Plus, most people look great on paper. But people aren’t paper. They’re living, breathing, messy individuals. Just because two people seem great in theory doesn’t mean they’re great in practice. I wanted to feel so safe and secure in the facts so that the relationship wouldn’t fail. Facts and figures are no way to determine love or marriage.
I suddenly felt as though I couldn't trust my own judgment.
Hurt and at this point a little cynical, I decided I couldn’t be trusted to know when I knew. I decided that if I couldn’t trust my own judgment I would just trust everyone else’s. And by everyone else’s I literally mean everyone. I didn’t subject my relationships to the opinions of a select few and wise friends.
In an effort to know if I knew I turned to the opinions of strangers.
I combed through relationship books and blogs. I took quizzes and read horoscopes. I forced boyfriends to take personality tests so I could analyze our compatibility. Anyone with a willing ear or who simply happened to get stuck in an elevator with me got to weigh in on my relationships.
I was so scared of getting it wrong and taking a risk that I allowed everyone else to take risks for me. Because it wasn’t my decision or opinion it somehow felt safer just in case the relationship failed. I hid behind everyone’s recommendations rather than taking ownership of my life and deciding for myself.

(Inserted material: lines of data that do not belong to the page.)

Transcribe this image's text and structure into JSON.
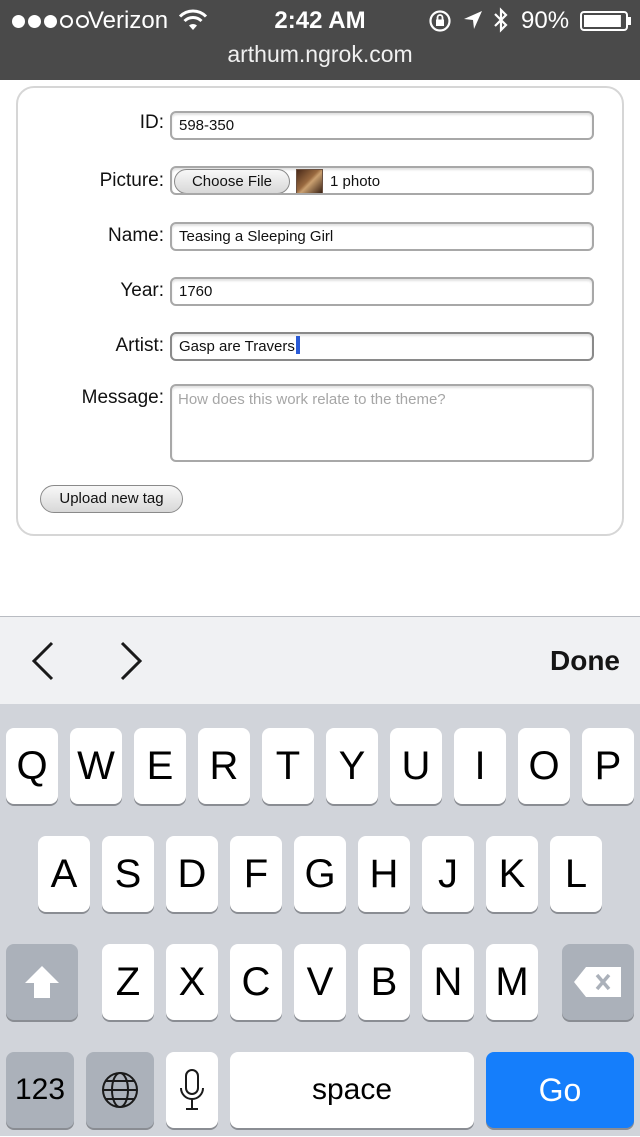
{
  "status_bar": {
    "carrier": "Verizon",
    "signal_bars": 3,
    "signal_total": 5,
    "time": "2:42 AM",
    "battery_percent": "90%",
    "battery_level": 0.9,
    "url": "arthum.ngrok.com",
    "icons": [
      "wifi-icon",
      "rotation-lock-icon",
      "location-arrow-icon",
      "bluetooth-icon",
      "battery-icon"
    ]
  },
  "form": {
    "id_label": "ID:",
    "id_value": "598-350",
    "picture_label": "Picture:",
    "choose_file_label": "Choose File",
    "photo_count": "1 photo",
    "name_label": "Name:",
    "name_value": "Teasing a Sleeping Girl",
    "year_label": "Year:",
    "year_value": "1760",
    "artist_label": "Artist:",
    "artist_value": "Gasp are Travers",
    "message_label": "Message:",
    "message_placeholder": "How does this work relate to the theme?",
    "upload_label": "Upload new tag"
  },
  "accessory_bar": {
    "done_label": "Done",
    "icons": [
      "chevron-left-icon",
      "chevron-right-icon"
    ]
  },
  "keyboard": {
    "row1": [
      "Q",
      "W",
      "E",
      "R",
      "T",
      "Y",
      "U",
      "I",
      "O",
      "P"
    ],
    "row2": [
      "A",
      "S",
      "D",
      "F",
      "G",
      "H",
      "J",
      "K",
      "L"
    ],
    "row3": [
      "Z",
      "X",
      "C",
      "V",
      "B",
      "N",
      "M"
    ],
    "numbers_label": "123",
    "space_label": "space",
    "go_label": "Go",
    "accent_color": "#157efb",
    "icons": [
      "shift-icon",
      "backspace-icon",
      "globe-icon",
      "microphone-icon"
    ]
  }
}
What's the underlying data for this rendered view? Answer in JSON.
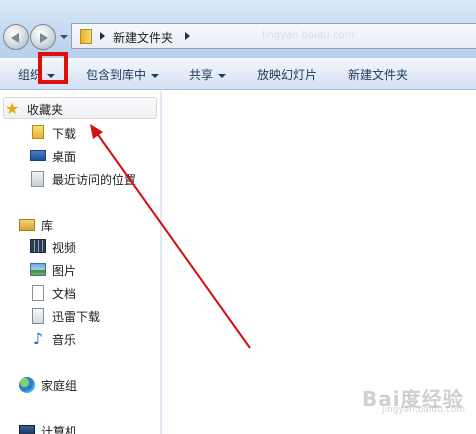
{
  "address_bar": {
    "path": [
      "新建文件夹"
    ],
    "faded_text": "lingyan.baidu.com"
  },
  "toolbar": {
    "organize": "组织",
    "include_in_library": "包含到库中",
    "share": "共享",
    "slideshow": "放映幻灯片",
    "new_folder": "新建文件夹"
  },
  "nav_pane": {
    "favorites": {
      "header": "收藏夹",
      "items": [
        {
          "label": "下载",
          "icon": "download-folder-icon"
        },
        {
          "label": "桌面",
          "icon": "desktop-icon"
        },
        {
          "label": "最近访问的位置",
          "icon": "recent-places-icon"
        }
      ]
    },
    "libraries": {
      "header": "库",
      "items": [
        {
          "label": "视频",
          "icon": "video-library-icon"
        },
        {
          "label": "图片",
          "icon": "pictures-library-icon"
        },
        {
          "label": "文档",
          "icon": "documents-library-icon"
        },
        {
          "label": "迅雷下载",
          "icon": "thunder-download-icon"
        },
        {
          "label": "音乐",
          "icon": "music-library-icon"
        }
      ]
    },
    "homegroup": "家庭组",
    "computer": "计算机"
  },
  "annotation": {
    "highlight_color": "#e00d0d",
    "arrow_color": "#d40f0f"
  },
  "watermark": {
    "main": "Bai度经验",
    "sub": "jingyan.baidu.com"
  }
}
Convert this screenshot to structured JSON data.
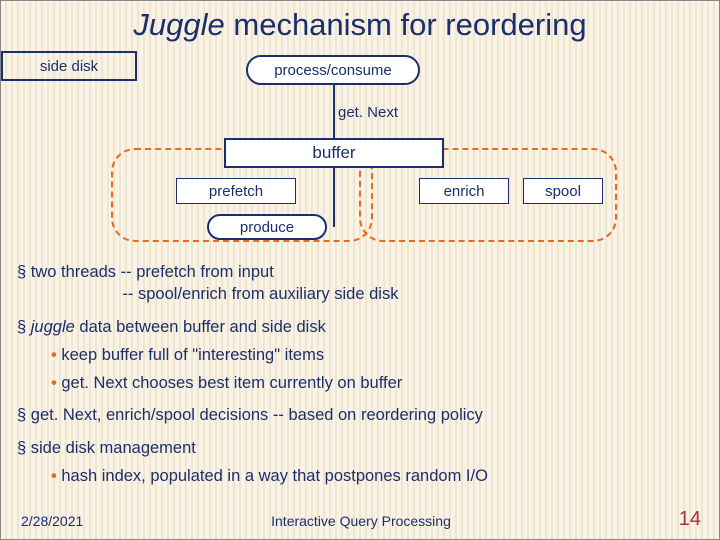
{
  "title_italic": "Juggle",
  "title_rest": " mechanism for reordering",
  "diagram": {
    "process_consume": "process/consume",
    "get_next": "get. Next",
    "buffer": "buffer",
    "prefetch": "prefetch",
    "enrich": "enrich",
    "spool": "spool",
    "produce": "produce",
    "side_disk": "side disk"
  },
  "bullets": {
    "b1a": "two threads -- prefetch from input",
    "b1b": "                       -- spool/enrich from auxiliary side disk",
    "b2_it": "juggle",
    "b2_rest": " data between buffer and side disk",
    "b2s1": "keep buffer full of \"interesting\" items",
    "b2s2": "get. Next chooses best item currently on buffer",
    "b3": "get. Next, enrich/spool decisions -- based on reordering policy",
    "b4": "side disk management",
    "b4s1": "hash index, populated in a way that postpones random I/O"
  },
  "footer": {
    "date": "2/28/2021",
    "center": "Interactive Query Processing",
    "page": "14"
  }
}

Eventually I realized I didn’t know much but I sure as hell knew that was no way to live a life let alone navigate a relationship.
After a lot of years of bitterness and cynicism towards the whole, “you know when you know” mantra I think I’m finally settling in to see what they actually mean.

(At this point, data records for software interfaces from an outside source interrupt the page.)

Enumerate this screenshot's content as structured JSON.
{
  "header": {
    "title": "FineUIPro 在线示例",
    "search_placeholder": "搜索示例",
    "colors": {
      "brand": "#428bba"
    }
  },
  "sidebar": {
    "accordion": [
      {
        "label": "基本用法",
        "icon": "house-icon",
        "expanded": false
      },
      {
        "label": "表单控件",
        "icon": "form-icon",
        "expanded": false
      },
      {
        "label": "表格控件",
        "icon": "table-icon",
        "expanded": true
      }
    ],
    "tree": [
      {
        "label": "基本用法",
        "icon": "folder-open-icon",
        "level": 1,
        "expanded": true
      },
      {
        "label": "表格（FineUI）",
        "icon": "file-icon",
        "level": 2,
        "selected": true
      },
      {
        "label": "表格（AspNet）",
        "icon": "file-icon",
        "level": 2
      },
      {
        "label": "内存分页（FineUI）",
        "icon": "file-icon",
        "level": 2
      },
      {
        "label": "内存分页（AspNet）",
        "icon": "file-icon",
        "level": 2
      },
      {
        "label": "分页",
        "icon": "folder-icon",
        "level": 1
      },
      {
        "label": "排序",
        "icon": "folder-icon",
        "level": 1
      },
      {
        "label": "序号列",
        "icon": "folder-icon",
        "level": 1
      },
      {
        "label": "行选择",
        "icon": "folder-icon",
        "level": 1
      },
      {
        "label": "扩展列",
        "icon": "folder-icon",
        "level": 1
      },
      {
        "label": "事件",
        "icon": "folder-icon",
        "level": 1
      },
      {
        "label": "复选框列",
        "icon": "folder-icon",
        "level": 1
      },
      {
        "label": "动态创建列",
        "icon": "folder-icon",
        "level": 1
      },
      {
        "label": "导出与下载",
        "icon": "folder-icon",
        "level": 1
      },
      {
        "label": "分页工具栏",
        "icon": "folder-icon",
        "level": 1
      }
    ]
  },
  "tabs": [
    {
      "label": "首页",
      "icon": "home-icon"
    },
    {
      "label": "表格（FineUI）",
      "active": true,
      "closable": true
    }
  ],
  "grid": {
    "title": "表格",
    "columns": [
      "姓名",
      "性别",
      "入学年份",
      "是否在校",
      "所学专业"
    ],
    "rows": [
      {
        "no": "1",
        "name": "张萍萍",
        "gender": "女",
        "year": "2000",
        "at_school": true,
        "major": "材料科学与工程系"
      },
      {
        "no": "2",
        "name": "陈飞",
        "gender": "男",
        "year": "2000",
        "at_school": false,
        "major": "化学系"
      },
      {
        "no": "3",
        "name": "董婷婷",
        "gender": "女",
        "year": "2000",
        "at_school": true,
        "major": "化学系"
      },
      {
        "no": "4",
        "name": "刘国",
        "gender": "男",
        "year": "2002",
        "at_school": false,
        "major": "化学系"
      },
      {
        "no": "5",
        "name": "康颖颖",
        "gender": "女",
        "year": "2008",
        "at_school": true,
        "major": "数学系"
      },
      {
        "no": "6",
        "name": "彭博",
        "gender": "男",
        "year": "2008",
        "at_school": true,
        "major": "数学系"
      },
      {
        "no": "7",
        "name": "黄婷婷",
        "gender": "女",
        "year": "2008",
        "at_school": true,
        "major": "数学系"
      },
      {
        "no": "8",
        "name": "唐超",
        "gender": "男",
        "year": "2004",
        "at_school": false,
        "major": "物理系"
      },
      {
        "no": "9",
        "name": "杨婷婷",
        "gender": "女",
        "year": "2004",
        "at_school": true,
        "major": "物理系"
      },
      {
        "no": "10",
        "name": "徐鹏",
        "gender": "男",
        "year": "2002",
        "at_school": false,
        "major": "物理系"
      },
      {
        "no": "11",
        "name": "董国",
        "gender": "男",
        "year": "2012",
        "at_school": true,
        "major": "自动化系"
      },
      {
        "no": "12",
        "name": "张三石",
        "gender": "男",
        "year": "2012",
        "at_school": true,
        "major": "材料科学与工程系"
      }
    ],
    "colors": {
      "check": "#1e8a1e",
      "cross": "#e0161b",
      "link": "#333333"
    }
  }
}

“You know when you know” is really just a fancy way of saying, “I don’t know.”
Because at the end of the day do any of us actually know much of anything? We can think that we do but in hindsight we realize we’re all just simply doing the best we can. I think what those married people mean to say is, “We made the best decision we could with the information we had.”
After so much pressure to "get it right" and "know when I know" I'm starting to think maybe there are better questions worth asking.

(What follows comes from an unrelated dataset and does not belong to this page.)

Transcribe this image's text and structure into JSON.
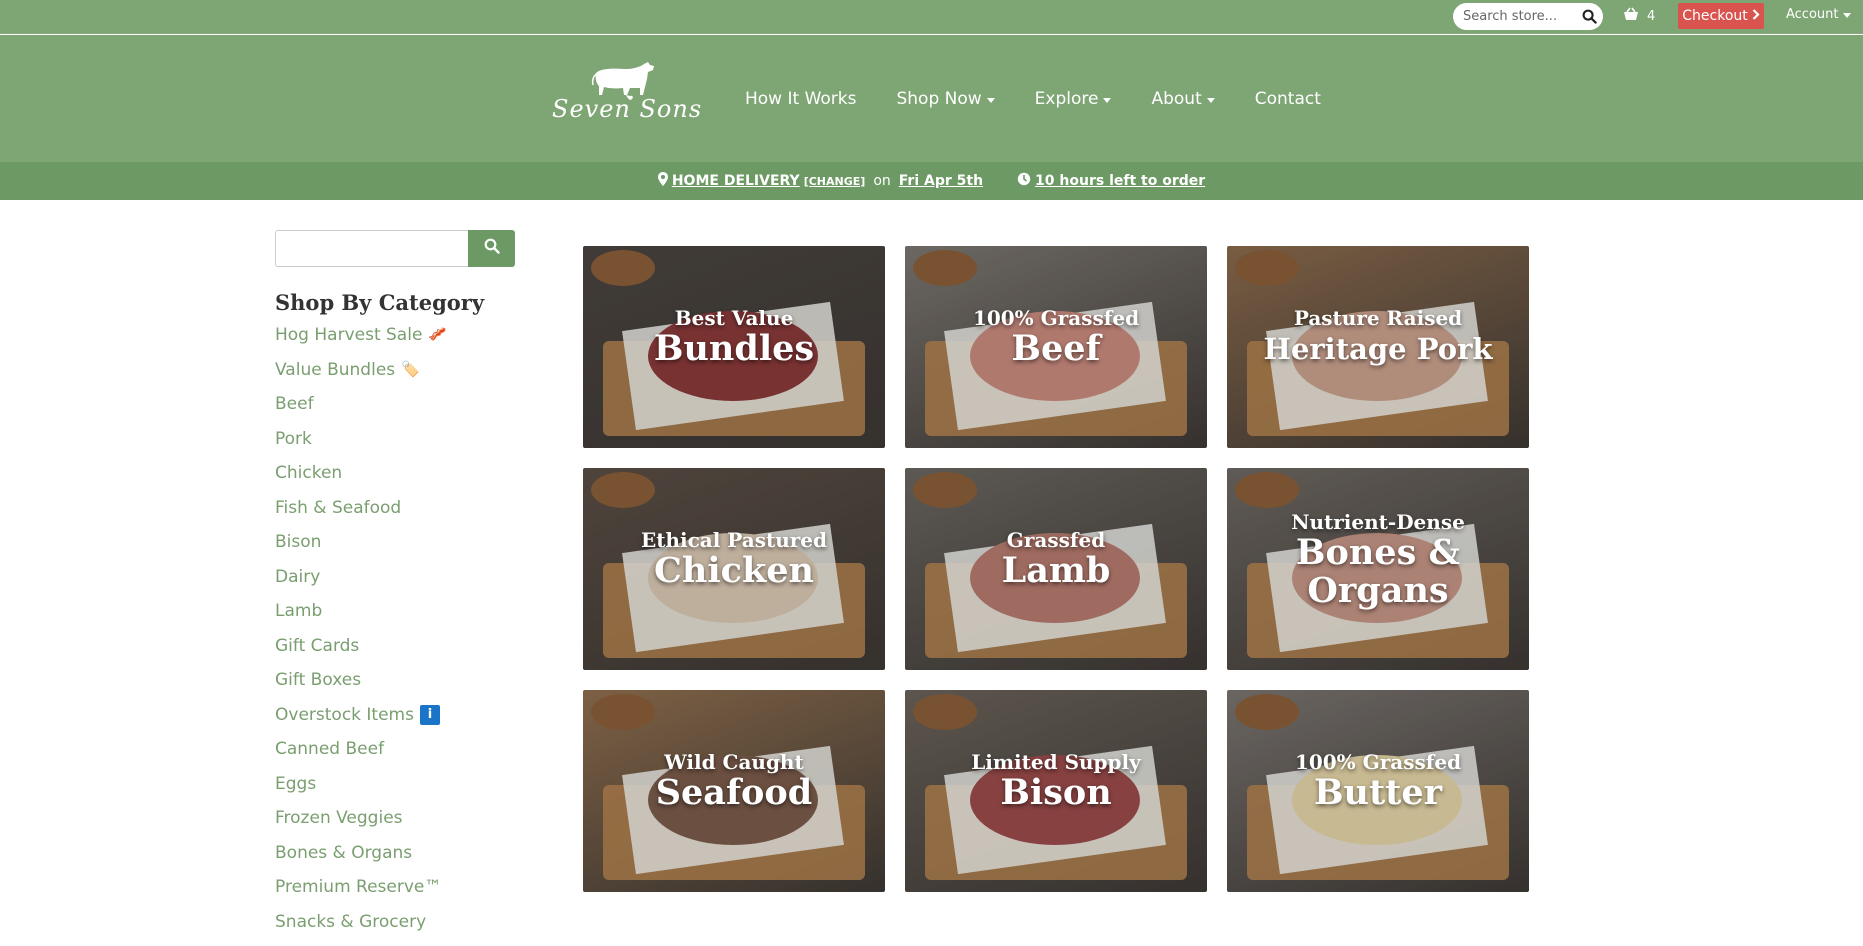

Like how does he make you feel? Do you feel seen and known and accepted? Or do you constantly feel the need to perform? Do you like this version of yourself? Does he make you better or is your relationship making you bitter? Do you share the same values and expectations of yourself and your relationship? Does he make you laugh?
I think it would help us all take the pressure off ourselves. Married people wouldn't feel the need to seem like they've got it all figured out. Instead, they could just aid in a journey rather than provide an unrealistic expectation. Single people wouldn't feel this unnecessary pressure to get to a place where they do have it all figured out. Rather than performing for each other we could just be present with one another.
None of us have all the answers.
But we all have a little to contribute to the conversation. May we start engaging in conversation, real deep and intimate conversations. I don't know much, but I do know that people who will take the time to share a space and say "I don't know" or "I'm scared" are exactly the type of people worth sharing a life with whether as a friend or as "the one."